• AIM OF THE TASK: Your task is to gather the lines below that hold the string "Alka".

---------- RECORDED INFORMATION ----------

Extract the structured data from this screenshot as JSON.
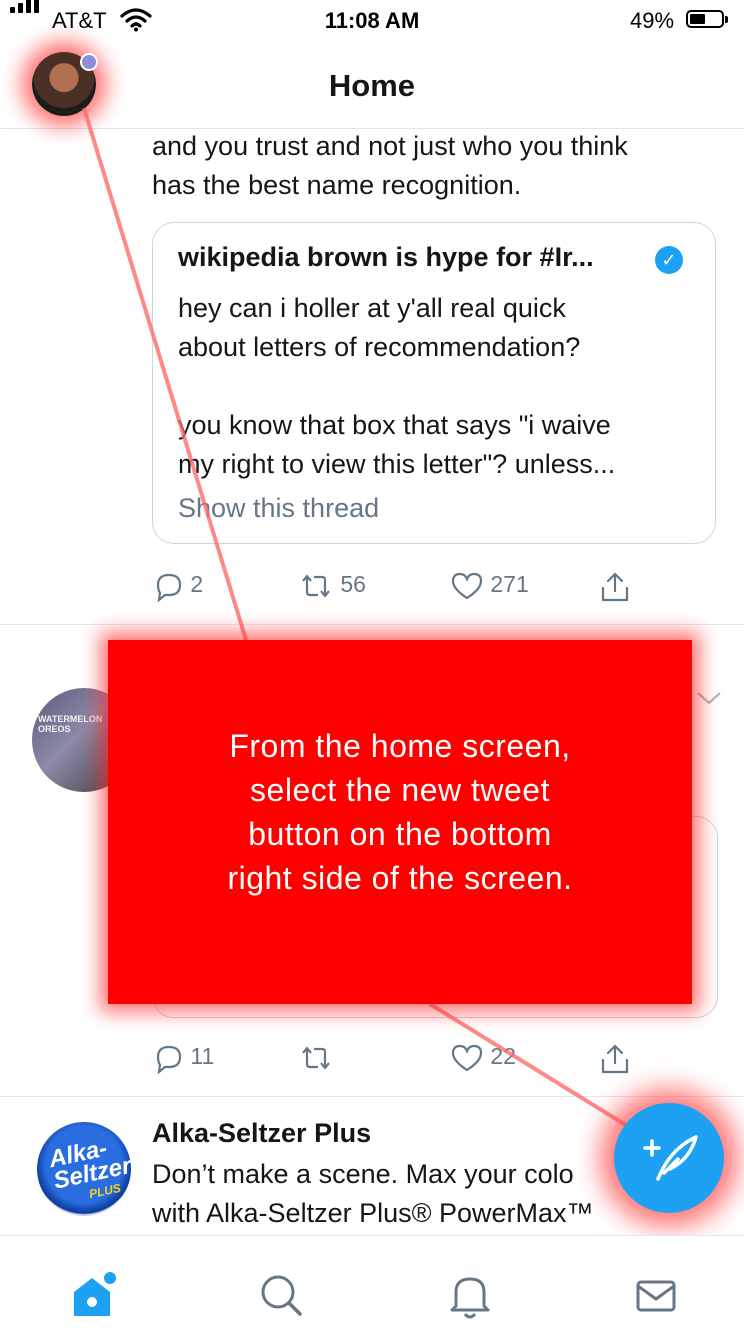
{
  "status_bar": {
    "carrier": "AT&T",
    "time": "11:08 AM",
    "battery": "49%"
  },
  "header": {
    "title": "Home"
  },
  "tweet1": {
    "text_lines": [
      "and you trust and not just who you think",
      "has the best name recognition."
    ],
    "quote": {
      "name": "wikipedia brown is hype for #Ir...",
      "lines": [
        "hey can i holler at y'all real quick",
        "about letters of recommendation?",
        "",
        "you know that box that says \"i waive",
        "my right to view this letter\"? unless..."
      ],
      "show_thread": "Show this thread"
    },
    "actions": {
      "replies": "2",
      "retweets": "56",
      "likes": "271"
    }
  },
  "tweet2": {
    "avatar_sign": "WATERMELON OREOS",
    "actions": {
      "replies": "11",
      "retweets": "",
      "likes": "22"
    }
  },
  "promoted": {
    "name": "Alka-Seltzer Plus",
    "lines": [
      "Don’t make a scene. Max your colo",
      "with Alka-Seltzer Plus® PowerMax™"
    ],
    "logo_main": "Alka-Seltzer",
    "logo_sub": "PLUS"
  },
  "annotation": {
    "lines": [
      "From the home screen,",
      "select the new tweet",
      "button on the bottom",
      "right side of the screen."
    ]
  },
  "tabs": [
    "home-icon",
    "search-icon",
    "notifications-icon",
    "messages-icon"
  ],
  "colors": {
    "accent": "#1da1f2",
    "callout": "#ff0000",
    "muted": "#657786",
    "border": "#e1e8ed"
  }
}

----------

• RESPONSE AREA:
    "name": "Alka-Seltzer Plus",
      "with Alka-Seltzer Plus® PowerMax™"
    "logo_main": "Alka-Seltzer",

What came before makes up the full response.